Home heating and air conditioning

PostPosted: Sat Dec 10, 2005 7:56 am
by ishphay
Could a Stirling engine generate enough power to run the heating and
air conditioning of a home if the engine was built between the inside
and outside of a home? Would the inside and outside temperature
difference be enough to power home appliances?

Home heating and air conditioning

PostPosted: Sat Dec 10, 2005 8:22 am
by stan.hornbaker
The CHP (Combined Heat and Power) Stirling units provide heat and power for domestic use. Natural gas provides the heat to run the Stirling engine and drive the generator. The waste heat from the Stirling is used to heat the house.

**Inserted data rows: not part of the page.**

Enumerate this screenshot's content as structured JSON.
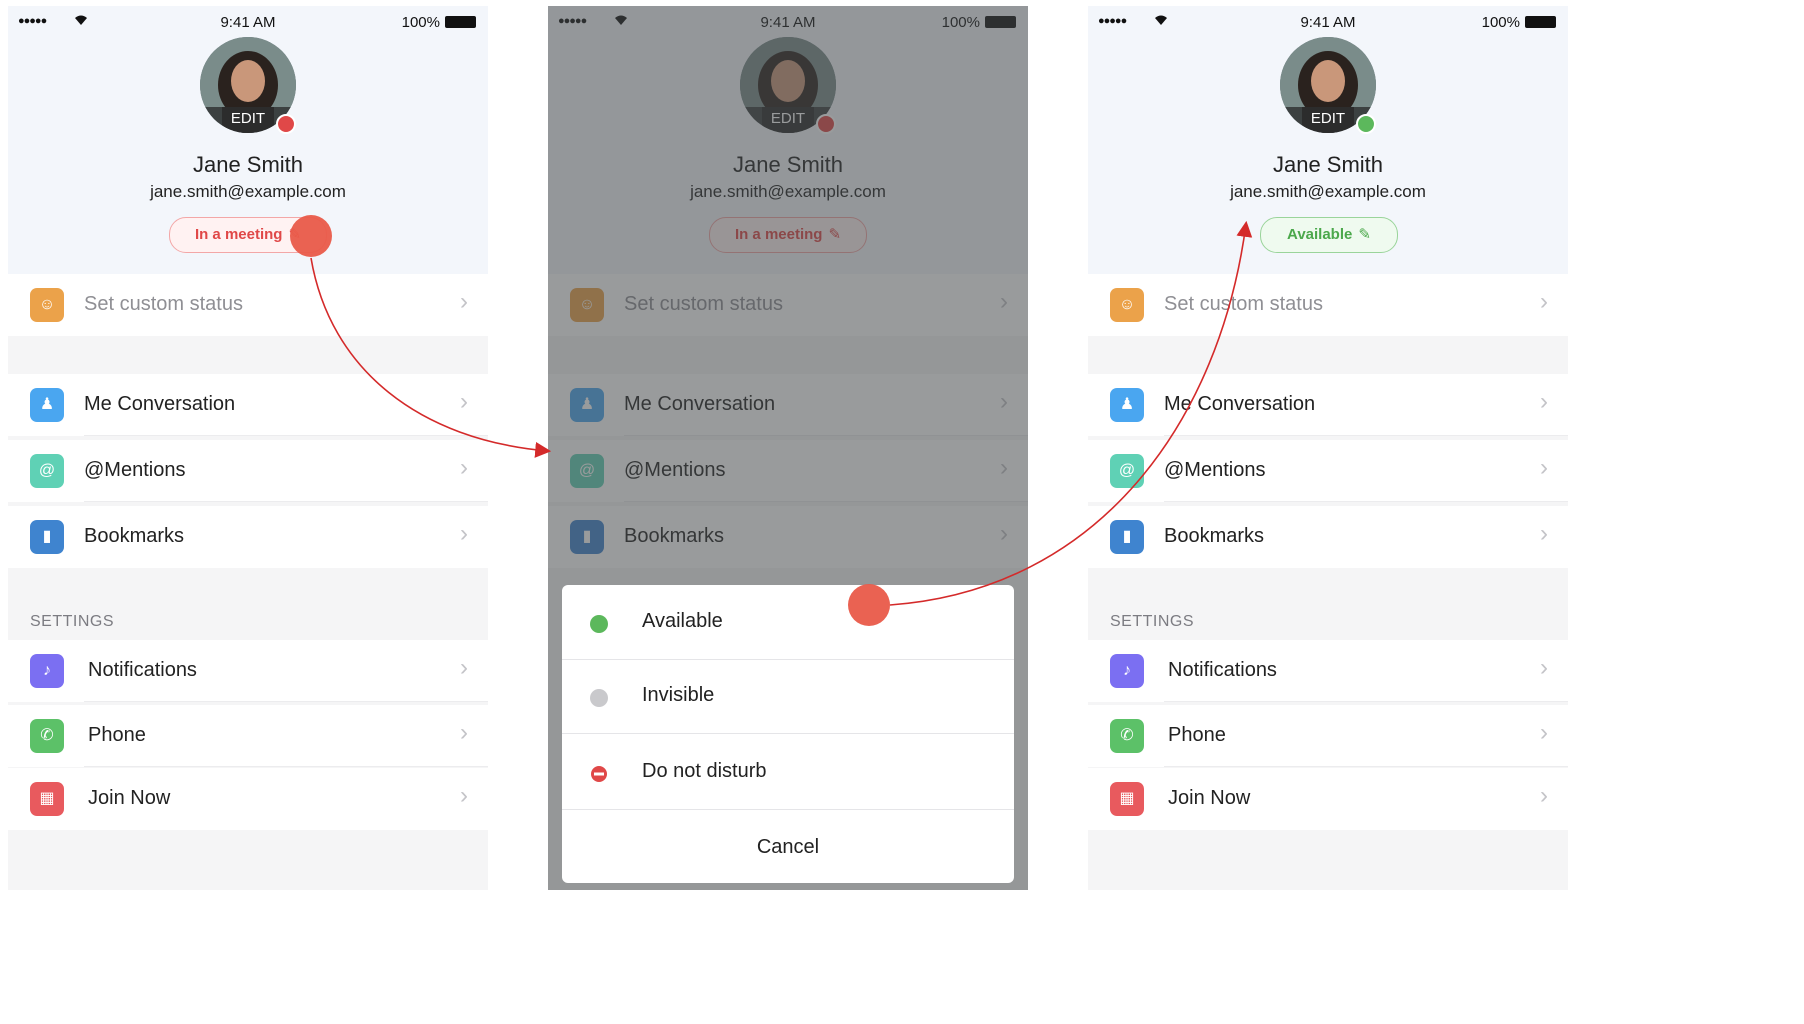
{
  "colors": {
    "header_bg": "#f3f6fb",
    "busy_red": "#e04848",
    "available_green": "#5cb85c",
    "invisible_grey": "#c9c9cc",
    "tap_marker": "#e95a49",
    "arrow": "#d42a2a"
  },
  "statusbar": {
    "time": "9:41 AM",
    "battery": "100%",
    "signal": "●●●●●"
  },
  "profile": {
    "name": "Jane Smith",
    "email": "jane.smith@example.com",
    "avatar_edit": "EDIT"
  },
  "status_meeting": "In a meeting",
  "status_available": "Available",
  "pencil_icon": "✎",
  "menu": {
    "custom_status": "Set custom status",
    "me_conversation": "Me Conversation",
    "mentions": "@Mentions",
    "bookmarks": "Bookmarks",
    "settings_header": "SETTINGS",
    "notifications": "Notifications",
    "phone": "Phone",
    "join_now": "Join Now"
  },
  "icons": {
    "custom_status": "smiley-icon",
    "me_conversation": "person-icon",
    "mentions": "at-icon",
    "bookmarks": "bookmark-icon",
    "notifications": "bell-icon",
    "phone": "phone-icon",
    "join_now": "calendar-icon",
    "chevron": "chevron-right-icon"
  },
  "icon_glyphs": {
    "custom_status": "☺",
    "me_conversation": "♟",
    "mentions": "@",
    "bookmarks": "▮",
    "notifications": "♪",
    "phone": "✆",
    "join_now": "▦",
    "chevron": "›"
  },
  "sheet": {
    "available": "Available",
    "invisible": "Invisible",
    "do_not_disturb": "Do not disturb",
    "cancel": "Cancel"
  }
}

They do not provide economical power to run the A/C. Grid power is the most economical source for A/C opeation.

Response to Home heating and air conditioning

PostPosted: Thu Jul 09, 2009 3:25 am
by david_mathews
The Stirling cycle is reversible. if u put mechanical energy into the engine,ie, an electric motor to turn the engine it's cycle runs backwards and yes u can cool the house with it. Coleman(stove) makes
a free piston Stirling cooler !! (FPSE engine)

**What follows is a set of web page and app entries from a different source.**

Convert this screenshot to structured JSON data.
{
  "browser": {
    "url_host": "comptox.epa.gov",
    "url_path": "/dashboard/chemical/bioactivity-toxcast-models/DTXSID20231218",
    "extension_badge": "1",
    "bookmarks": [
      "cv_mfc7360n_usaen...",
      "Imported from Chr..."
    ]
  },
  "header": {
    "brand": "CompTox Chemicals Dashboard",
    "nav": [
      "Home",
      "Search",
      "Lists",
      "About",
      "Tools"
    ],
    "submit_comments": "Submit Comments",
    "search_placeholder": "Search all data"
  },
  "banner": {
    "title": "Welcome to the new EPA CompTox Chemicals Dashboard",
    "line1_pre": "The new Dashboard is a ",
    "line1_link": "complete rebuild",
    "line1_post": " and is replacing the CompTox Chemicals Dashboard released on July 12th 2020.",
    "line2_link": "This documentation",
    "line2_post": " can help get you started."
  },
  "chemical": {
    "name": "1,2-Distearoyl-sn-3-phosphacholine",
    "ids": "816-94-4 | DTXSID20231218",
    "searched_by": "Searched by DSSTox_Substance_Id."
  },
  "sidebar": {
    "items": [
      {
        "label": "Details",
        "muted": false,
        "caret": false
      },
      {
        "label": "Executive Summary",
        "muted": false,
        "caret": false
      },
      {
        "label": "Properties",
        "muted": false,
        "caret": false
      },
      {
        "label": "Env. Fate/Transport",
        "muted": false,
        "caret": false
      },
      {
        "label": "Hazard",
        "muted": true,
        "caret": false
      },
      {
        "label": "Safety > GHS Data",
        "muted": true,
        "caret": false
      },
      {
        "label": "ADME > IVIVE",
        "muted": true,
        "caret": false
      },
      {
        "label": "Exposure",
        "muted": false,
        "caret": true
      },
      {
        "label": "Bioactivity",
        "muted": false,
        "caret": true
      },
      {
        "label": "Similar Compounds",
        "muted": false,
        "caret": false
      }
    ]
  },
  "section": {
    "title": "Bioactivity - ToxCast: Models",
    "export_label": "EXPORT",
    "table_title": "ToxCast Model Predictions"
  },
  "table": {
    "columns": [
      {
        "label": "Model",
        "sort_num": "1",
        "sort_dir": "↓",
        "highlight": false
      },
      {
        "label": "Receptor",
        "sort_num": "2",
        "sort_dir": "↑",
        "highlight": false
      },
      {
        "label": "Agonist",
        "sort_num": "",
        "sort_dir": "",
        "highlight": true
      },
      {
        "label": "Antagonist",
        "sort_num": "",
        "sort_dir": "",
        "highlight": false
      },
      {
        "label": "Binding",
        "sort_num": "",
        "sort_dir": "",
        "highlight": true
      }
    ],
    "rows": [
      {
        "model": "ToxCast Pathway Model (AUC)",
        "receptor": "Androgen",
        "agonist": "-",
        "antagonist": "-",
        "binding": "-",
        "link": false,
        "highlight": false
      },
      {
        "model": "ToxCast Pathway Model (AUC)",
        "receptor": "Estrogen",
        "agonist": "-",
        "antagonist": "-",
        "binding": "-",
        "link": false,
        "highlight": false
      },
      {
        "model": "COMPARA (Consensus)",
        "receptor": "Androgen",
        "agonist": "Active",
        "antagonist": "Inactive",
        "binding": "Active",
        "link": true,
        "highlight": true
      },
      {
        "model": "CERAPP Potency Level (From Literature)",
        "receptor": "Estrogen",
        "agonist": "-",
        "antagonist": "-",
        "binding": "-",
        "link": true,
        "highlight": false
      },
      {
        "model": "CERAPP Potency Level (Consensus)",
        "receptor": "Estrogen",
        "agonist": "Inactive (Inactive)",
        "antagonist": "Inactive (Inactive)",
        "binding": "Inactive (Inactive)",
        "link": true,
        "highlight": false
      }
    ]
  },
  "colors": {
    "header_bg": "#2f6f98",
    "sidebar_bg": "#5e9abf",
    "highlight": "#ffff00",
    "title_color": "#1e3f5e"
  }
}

Response to Home heating and air conditioning

PostPosted: Thu Jul 09, 2009 6:26 am
by stan.hornbaker
The temperature difference between inside and outside is totally inadequate to run any Stirling engine other than models and toys.

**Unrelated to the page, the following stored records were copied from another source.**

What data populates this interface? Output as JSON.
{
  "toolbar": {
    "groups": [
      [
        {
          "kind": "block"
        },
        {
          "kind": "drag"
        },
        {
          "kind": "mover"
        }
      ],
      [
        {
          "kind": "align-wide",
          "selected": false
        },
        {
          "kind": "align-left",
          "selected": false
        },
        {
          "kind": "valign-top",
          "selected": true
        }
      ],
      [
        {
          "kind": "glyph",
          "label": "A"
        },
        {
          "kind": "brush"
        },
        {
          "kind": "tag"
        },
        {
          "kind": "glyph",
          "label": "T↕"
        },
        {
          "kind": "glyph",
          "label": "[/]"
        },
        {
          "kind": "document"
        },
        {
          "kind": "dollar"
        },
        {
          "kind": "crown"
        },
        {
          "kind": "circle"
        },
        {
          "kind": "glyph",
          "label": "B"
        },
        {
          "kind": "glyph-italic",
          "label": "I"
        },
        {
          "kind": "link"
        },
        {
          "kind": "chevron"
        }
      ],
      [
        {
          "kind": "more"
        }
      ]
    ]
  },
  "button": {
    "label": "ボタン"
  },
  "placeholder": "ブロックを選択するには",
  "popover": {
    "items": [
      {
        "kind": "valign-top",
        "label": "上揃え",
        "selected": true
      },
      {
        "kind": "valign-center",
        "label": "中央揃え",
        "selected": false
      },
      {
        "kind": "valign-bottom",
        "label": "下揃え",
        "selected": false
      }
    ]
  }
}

The Stirling cycle IS reversible BUT in this case external power is required to drive the Stirling engine as a refrigeration device.

Coleman did sell an electric powered portable picnic box cooled by a small free piston Stirling engine. Those were closed out over a year ago by the factory and are no longer available.

Re: Home heating and air conditioning

PostPosted: Wed Apr 03, 2013 4:16 am
by allanmullaly
I think this might not support whole home heating and cooling appliances. Please consult with any HVAC expert.